• [Aim of the task] Search the material for the word "this" and report each line where it turns up.

• [Input]
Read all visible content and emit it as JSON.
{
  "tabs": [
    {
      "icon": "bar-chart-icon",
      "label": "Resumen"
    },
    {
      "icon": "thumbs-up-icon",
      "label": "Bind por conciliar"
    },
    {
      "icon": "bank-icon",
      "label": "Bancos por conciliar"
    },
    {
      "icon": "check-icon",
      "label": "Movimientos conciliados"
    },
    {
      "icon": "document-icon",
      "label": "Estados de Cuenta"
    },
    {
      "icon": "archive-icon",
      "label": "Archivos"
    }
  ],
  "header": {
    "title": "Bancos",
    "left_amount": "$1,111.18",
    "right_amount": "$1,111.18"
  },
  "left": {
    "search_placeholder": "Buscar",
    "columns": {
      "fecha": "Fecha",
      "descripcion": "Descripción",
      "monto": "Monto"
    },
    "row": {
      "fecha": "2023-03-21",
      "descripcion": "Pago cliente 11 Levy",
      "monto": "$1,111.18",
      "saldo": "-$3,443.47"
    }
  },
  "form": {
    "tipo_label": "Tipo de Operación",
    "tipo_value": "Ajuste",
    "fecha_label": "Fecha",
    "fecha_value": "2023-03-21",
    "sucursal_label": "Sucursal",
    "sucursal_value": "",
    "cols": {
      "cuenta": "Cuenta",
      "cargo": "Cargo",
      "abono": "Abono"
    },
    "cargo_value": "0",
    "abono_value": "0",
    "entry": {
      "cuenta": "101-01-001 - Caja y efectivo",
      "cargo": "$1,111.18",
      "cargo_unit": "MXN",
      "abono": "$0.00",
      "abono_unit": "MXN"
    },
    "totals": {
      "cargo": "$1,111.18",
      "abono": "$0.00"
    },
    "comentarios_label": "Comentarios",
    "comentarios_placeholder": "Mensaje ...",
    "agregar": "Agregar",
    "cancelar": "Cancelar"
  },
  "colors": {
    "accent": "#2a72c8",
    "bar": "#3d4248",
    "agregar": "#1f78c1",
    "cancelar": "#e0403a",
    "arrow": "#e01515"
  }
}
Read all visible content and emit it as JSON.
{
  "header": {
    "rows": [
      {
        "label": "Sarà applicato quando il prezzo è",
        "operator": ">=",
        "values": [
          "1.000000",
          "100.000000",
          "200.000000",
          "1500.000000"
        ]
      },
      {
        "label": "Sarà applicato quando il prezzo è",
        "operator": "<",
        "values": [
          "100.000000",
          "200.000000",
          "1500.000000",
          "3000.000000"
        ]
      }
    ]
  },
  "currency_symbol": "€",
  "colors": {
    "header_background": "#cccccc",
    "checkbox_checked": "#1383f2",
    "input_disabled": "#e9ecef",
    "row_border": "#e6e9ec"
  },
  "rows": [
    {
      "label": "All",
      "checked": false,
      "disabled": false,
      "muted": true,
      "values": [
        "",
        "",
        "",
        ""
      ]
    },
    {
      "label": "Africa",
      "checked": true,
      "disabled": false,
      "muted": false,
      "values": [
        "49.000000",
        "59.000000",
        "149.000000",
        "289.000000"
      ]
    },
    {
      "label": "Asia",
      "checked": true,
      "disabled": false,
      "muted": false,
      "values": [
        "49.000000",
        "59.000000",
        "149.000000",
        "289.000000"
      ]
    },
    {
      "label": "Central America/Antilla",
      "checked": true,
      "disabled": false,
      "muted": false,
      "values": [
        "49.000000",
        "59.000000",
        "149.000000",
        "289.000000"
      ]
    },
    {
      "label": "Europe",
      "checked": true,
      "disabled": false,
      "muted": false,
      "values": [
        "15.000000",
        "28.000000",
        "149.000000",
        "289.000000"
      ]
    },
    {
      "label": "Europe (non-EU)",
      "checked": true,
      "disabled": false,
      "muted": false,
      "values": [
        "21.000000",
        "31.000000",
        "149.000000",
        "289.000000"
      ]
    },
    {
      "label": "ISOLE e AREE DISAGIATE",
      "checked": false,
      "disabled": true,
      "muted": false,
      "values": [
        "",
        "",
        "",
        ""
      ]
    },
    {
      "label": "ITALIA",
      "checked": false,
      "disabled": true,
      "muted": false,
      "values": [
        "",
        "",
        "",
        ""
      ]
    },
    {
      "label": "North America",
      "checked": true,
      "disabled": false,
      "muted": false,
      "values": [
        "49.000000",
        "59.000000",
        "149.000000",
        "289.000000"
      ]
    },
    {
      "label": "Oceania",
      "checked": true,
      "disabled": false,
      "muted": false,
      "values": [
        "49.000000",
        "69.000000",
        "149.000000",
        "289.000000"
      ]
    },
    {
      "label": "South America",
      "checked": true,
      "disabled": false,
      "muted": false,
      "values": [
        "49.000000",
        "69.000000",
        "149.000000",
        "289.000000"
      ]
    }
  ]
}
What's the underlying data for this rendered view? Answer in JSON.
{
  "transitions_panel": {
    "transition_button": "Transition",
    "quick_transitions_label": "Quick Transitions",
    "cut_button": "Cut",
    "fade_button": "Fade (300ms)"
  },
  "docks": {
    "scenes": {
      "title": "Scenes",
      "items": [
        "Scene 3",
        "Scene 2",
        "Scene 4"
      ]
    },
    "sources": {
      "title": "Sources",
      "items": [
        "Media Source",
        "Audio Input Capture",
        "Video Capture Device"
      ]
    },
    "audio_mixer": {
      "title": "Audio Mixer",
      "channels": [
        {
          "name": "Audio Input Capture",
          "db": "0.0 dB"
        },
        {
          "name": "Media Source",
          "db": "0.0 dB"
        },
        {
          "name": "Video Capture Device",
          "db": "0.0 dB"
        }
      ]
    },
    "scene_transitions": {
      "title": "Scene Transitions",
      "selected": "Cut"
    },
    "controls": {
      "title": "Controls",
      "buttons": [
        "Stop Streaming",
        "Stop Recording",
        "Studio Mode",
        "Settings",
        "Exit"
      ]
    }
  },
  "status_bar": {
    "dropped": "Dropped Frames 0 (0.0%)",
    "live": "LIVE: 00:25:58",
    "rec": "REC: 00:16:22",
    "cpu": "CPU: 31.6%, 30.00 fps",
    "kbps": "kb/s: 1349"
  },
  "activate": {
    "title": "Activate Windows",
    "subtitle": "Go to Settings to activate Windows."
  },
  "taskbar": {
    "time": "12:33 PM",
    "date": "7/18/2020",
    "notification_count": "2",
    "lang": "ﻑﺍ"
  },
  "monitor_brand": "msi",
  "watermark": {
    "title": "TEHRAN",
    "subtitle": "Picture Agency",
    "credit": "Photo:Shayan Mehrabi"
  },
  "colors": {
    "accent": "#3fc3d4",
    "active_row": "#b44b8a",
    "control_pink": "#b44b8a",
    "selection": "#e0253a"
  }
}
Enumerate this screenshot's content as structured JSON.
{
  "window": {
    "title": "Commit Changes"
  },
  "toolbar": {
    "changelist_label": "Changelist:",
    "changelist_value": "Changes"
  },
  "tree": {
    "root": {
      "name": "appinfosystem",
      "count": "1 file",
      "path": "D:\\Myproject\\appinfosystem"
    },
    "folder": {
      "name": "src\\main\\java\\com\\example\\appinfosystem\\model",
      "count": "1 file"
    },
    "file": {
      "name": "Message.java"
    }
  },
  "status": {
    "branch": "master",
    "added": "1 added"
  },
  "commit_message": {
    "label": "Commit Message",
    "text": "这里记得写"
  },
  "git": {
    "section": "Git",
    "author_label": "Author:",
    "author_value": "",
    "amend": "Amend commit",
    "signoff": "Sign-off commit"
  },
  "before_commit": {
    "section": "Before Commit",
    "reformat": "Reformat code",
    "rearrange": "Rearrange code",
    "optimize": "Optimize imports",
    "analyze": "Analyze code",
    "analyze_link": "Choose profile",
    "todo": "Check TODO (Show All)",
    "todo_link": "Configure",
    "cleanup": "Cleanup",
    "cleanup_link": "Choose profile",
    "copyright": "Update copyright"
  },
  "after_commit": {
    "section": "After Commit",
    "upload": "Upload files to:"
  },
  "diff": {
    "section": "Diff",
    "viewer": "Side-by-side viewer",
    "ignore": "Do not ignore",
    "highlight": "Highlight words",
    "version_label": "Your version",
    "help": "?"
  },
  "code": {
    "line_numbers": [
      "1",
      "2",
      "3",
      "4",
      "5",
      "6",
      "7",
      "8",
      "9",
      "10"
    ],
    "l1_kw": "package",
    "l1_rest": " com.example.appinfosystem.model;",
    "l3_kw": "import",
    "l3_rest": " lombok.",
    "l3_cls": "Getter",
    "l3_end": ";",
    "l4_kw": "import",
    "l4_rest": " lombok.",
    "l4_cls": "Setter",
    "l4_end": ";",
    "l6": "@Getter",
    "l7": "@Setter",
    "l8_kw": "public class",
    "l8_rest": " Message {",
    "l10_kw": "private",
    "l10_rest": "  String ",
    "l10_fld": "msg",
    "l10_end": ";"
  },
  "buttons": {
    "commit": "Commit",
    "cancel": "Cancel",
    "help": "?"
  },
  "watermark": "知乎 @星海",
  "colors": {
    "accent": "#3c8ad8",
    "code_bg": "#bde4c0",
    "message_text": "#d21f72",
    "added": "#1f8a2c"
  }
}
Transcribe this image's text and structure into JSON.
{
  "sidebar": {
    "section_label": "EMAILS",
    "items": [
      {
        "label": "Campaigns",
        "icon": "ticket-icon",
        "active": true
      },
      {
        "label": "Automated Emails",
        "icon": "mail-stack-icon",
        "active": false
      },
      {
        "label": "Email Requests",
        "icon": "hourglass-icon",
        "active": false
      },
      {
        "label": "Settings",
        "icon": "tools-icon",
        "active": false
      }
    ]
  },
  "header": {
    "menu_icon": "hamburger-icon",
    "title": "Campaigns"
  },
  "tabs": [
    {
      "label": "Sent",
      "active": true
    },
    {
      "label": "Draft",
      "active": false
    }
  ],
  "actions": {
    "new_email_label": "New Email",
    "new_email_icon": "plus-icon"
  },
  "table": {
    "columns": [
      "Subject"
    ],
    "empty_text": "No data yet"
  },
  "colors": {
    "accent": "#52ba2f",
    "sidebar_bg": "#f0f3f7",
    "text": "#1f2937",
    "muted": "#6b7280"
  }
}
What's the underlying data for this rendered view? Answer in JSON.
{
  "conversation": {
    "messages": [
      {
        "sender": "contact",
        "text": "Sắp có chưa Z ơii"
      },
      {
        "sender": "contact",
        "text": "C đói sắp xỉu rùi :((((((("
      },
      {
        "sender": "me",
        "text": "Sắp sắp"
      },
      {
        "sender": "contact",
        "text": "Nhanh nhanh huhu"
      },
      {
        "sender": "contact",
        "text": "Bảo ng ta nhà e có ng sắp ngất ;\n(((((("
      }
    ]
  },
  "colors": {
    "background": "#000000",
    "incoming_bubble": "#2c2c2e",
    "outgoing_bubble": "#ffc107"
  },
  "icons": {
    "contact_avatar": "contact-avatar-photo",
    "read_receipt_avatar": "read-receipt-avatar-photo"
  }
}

• [Result]
What's the underlying data for this rendered view? Answer in JSON.
Enumerate this screenshot's content as structured JSON.
Transcribe this image's text and structure into JSON.
What's the underlying data for this rendered view? Answer in JSON.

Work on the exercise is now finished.